Laser pointers can have “terrifying” consequences for children’s eyesight and should be thrown away, suggest safety experts.
In the run-up to Christmas, Trading Standards officers are stressing such devices are not genuine toys.
Since 2012, at least 47 children have suffered permanent eye damage as a result of lasers being shone in their faces.
The government has promised to do more to stop such devices being imported.
At the moment it is illegal in the UK to sell lasers that produce more than 1 milliWatt of power.
However, many that are within the legal limit do not conform to EU safety standards, and some are more powerful than their label suggests.
“The biggest problem is that many of these products can be purchased via the internet and are sourced from businesses outside the EU,” said Robert Chantry-Price, of the Chartered Trading Standards Institute.
“As a consequence, they may not have been tested for their safety.”
Trading Standards said children were at greater risk of injuries than adults, as they tend not to blink or turn their eyes away if a laser is shone into their face.
Those who already own a laser are being told that throwing them away is the “safest thing to do”.
Following an enquiry last year, the government has promised more support to stop high-powered lasers being imported.

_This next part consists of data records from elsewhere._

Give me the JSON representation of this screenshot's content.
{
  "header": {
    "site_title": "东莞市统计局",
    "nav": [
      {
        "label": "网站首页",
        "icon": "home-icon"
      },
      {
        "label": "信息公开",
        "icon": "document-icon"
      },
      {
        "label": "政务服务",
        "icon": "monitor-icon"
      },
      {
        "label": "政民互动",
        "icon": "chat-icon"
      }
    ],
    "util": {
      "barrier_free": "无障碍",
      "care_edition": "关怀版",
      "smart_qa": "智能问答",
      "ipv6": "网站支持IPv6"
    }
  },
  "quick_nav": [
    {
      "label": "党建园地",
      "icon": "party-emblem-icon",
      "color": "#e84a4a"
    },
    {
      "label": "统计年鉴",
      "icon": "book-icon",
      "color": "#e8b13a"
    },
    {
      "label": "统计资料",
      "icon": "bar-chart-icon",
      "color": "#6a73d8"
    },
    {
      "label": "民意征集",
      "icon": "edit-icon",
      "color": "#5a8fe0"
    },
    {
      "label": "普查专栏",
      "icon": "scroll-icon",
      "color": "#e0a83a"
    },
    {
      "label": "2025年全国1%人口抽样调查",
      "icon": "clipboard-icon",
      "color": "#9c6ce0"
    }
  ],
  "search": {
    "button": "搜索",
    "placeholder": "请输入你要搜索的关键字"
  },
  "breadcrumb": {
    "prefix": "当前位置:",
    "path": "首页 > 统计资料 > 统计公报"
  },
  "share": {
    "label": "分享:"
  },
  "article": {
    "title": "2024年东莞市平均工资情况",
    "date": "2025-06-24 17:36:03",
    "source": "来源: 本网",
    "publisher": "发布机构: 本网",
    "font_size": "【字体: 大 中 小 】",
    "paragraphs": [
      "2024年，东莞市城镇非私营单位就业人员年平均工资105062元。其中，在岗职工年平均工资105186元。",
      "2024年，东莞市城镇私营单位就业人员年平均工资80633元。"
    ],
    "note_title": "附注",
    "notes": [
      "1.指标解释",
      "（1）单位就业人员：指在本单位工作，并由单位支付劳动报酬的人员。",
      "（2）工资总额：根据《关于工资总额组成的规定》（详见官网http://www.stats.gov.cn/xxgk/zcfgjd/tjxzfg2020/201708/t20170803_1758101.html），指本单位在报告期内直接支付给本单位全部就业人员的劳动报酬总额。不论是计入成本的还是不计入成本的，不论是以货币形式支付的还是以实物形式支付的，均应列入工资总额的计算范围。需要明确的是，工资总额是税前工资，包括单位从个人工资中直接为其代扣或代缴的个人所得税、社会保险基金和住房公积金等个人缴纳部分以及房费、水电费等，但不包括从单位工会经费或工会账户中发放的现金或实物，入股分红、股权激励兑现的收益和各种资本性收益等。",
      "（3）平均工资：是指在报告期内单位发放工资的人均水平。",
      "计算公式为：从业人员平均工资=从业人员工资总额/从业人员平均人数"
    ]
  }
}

It wants better labelling, and more public awareness of the dangers.
As a result Trading Standards has launched a new video and poster campaign to try and cut down on the number of injuries to children.
The law regarding those who use lasers to try and distract pilots, air traffic controllers or motorists was tightened earlier this year.
The Laser Misuse (Vehicles) Act provides for prison sentences of up to five years, and unlimited fines.